  • Fewer and shorter delays for drivers than a signal,
  • Fewer and shorter delays during construction,
  • Estimated cost within current budget,
  • Expected to operate efficiently through 2036.

    Weaknesses

  • Traffic forced to slow down through intersection,
  • Drivers may be unfamiliar with roundabouts,
  • Moderate changes to businesses at the corner of the intersection

Picture of Continuous Flow Intersection

Option 6: Continuous Flow Intersection (pdf 367 kb)
Estimated cost: $20 million to $23 million 

Modify the existing intersection so that westbound drivers turning left at the Sharpe’s Corner turn before they get to the signal. A new signal would be installed east of the existing signal to help drivers turn left. The signals will be timed so drivers only stop once.

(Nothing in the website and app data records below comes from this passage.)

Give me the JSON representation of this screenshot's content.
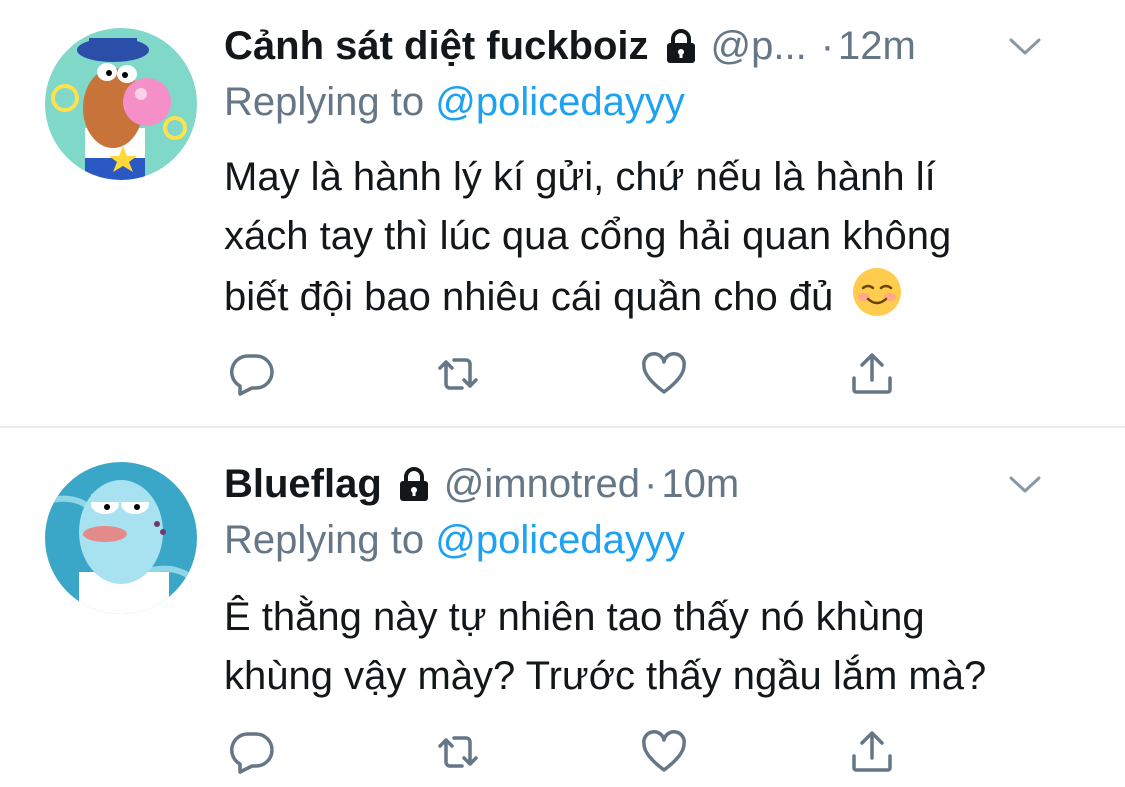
{
  "tweets": [
    {
      "name": "Cảnh sát diệt fuckboiz",
      "handle": "@p...",
      "separator": "·",
      "time": "12m",
      "replying_prefix": "Replying to",
      "replying_to": "@policedayyy",
      "body_lines": [
        "May là hành lý kí gửi, chứ nếu là hành lí",
        "xách tay thì lúc qua cổng hải quan không",
        "biết đội bao nhiêu cái quần cho đủ"
      ],
      "emoji": "smiling-face-emoji"
    },
    {
      "name": "Blueflag",
      "handle": "@imnotred",
      "separator": "·",
      "time": "10m",
      "replying_prefix": "Replying to",
      "replying_to": "@policedayyy",
      "body_lines": [
        "Ê thằng này tự nhiên tao thấy nó khùng",
        "khùng vậy mày? Trước thấy ngầu lắm mà?"
      ]
    }
  ],
  "icons": {
    "lock": "lock-icon",
    "chevron": "chevron-down-icon",
    "reply": "reply-icon",
    "retweet": "retweet-icon",
    "like": "like-icon",
    "share": "share-icon"
  },
  "colors": {
    "text": "#14171a",
    "secondary": "#657786",
    "link": "#1da1f2",
    "divider": "#e6ecf0",
    "icon": "#657786"
  }
}
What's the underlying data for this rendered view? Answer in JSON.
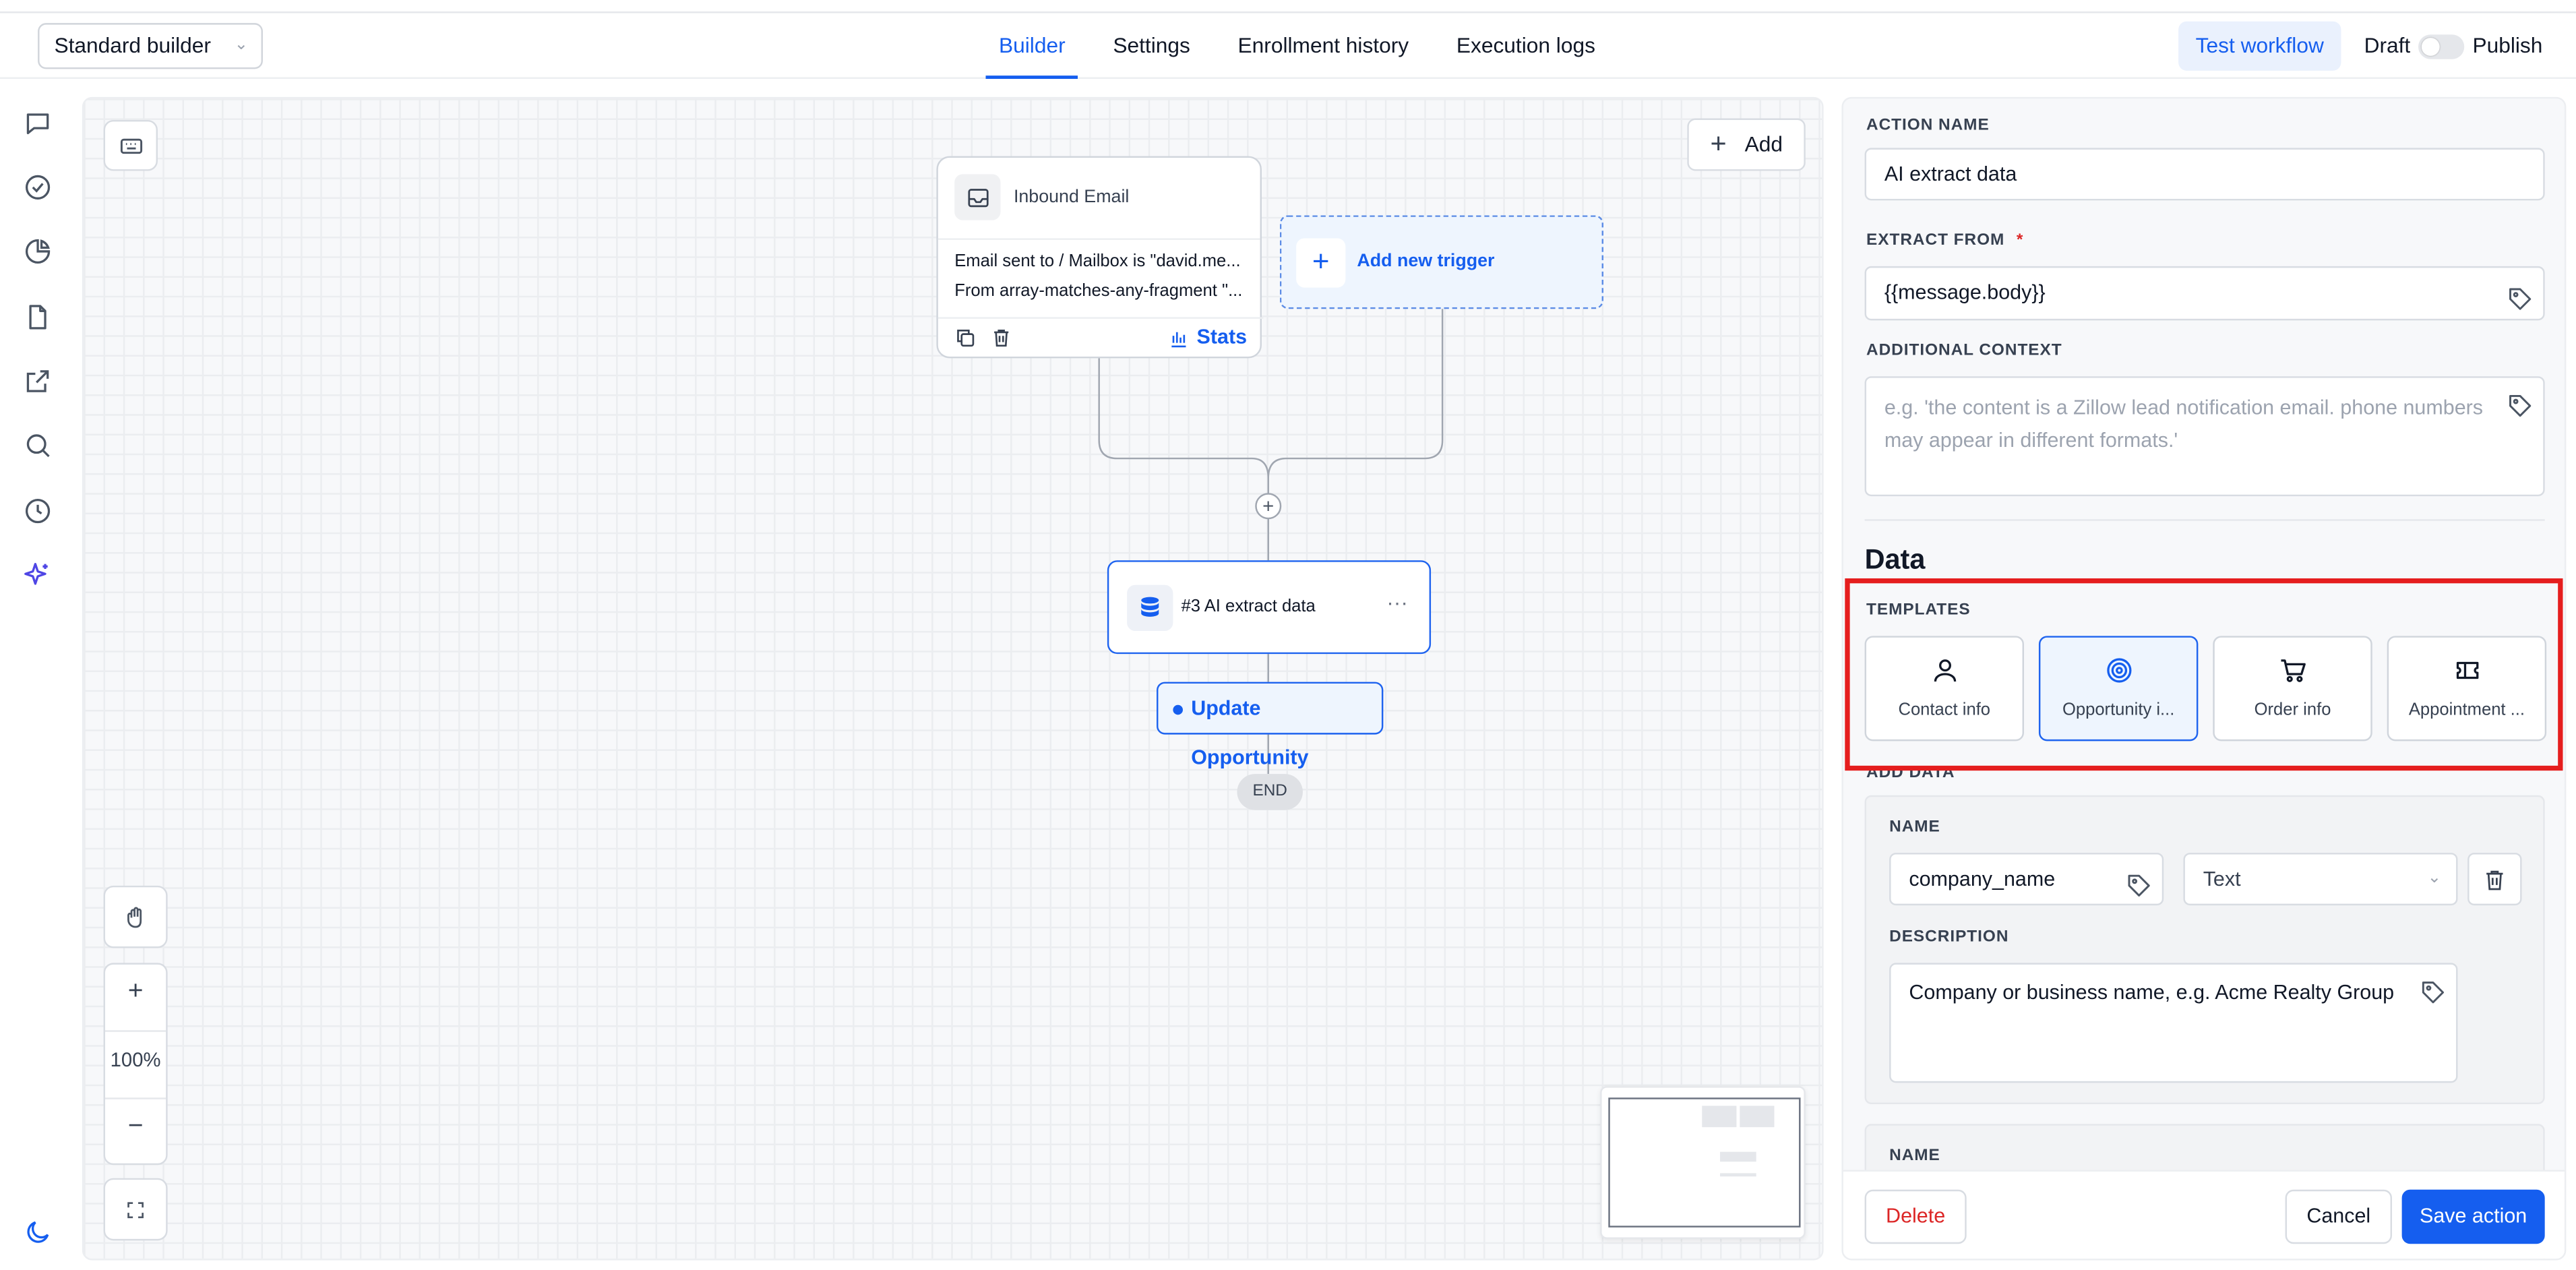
{
  "header": {
    "builder_select": "Standard builder",
    "tabs": [
      {
        "label": "Builder",
        "active": true
      },
      {
        "label": "Settings",
        "active": false
      },
      {
        "label": "Enrollment history",
        "active": false
      },
      {
        "label": "Execution logs",
        "active": false
      }
    ],
    "test_workflow": "Test workflow",
    "draft_label": "Draft",
    "publish_label": "Publish",
    "publish_on": false
  },
  "rail": {
    "icons": [
      "chat-icon",
      "check-circle-icon",
      "pie-chart-icon",
      "file-icon",
      "external-link-icon",
      "search-icon",
      "history-icon",
      "sparkles-icon"
    ],
    "bottom_icon": "moon-icon"
  },
  "canvas": {
    "add_label": "Add",
    "trigger": {
      "title": "Inbound Email",
      "line1": "Email sent to / Mailbox is \"david.me...",
      "line2": "From array-matches-any-fragment \"...",
      "stats_label": "Stats"
    },
    "add_trigger_label": "Add new trigger",
    "action_label": "#3 AI extract data",
    "action_more": "···",
    "update_label": "Update Opportunity",
    "end_label": "END",
    "zoom_level": "100%"
  },
  "panel": {
    "action_name_label": "ACTION NAME",
    "action_name_value": "AI extract data",
    "extract_from_label": "EXTRACT FROM",
    "required_mark": "*",
    "extract_from_value": "{{message.body}}",
    "additional_context_label": "ADDITIONAL CONTEXT",
    "additional_context_placeholder": "e.g. 'the content is a Zillow lead notification email. phone numbers may appear in different formats.'",
    "data_heading": "Data",
    "templates_label": "TEMPLATES",
    "templates": [
      {
        "label": "Contact info",
        "icon": "user-icon",
        "selected": false
      },
      {
        "label": "Opportunity i...",
        "icon": "target-icon",
        "selected": true
      },
      {
        "label": "Order info",
        "icon": "cart-icon",
        "selected": false
      },
      {
        "label": "Appointment ...",
        "icon": "ticket-icon",
        "selected": false
      }
    ],
    "add_data_label": "ADD DATA",
    "field1": {
      "name_label": "NAME",
      "name_value": "company_name",
      "type_value": "Text",
      "description_label": "DESCRIPTION",
      "description_value": "Company or business name, e.g. Acme Realty Group"
    },
    "field2_name_label": "NAME",
    "delete_label": "Delete",
    "cancel_label": "Cancel",
    "save_label": "Save action"
  },
  "colors": {
    "accent": "#155eef",
    "danger": "#dc2626",
    "highlight": "#e51e1e"
  }
}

And, modify the Fidalgo Bay Road intersection on SR 20 Spur.

Watch streaming video of a Continuous Flow Intersection courtesy of the ABMB Engineering Web site.

    Strengths

  • Improves safety,
  • Minimally builds into wetlands,
  • Minor changes to businesses on south side of intersection, compared to options 1 through 4,
  • Expected to operate efficiently through 2041.

    Weaknesses

  • Significant changes to auto dealer businesses,
  • Drivers may not be familiar with this design. It has never been built in Washington before. 

Funding
The state has earmarked $21.9 million for improvements, and construction is scheduled to begin in 2011.

When this project was funded by the Legislature in 2005, the intent was to transform the intersection into an interchange with bridges and ramps. However, construction and real estate costs have risen dramatically since then, causing the cost of a bridge or ramp to surpass the budget.

In 2006, the Legislature denied a WSDOT request for more money to build a bridge or ramp. Since then, engineers have developed additional designs that improve the intersection and relieve congestion, while staying within the budget.

The two options that fit within the budget are a roundabout and a continuous flow intersection. If another option must be selected, the state would have to grant more money.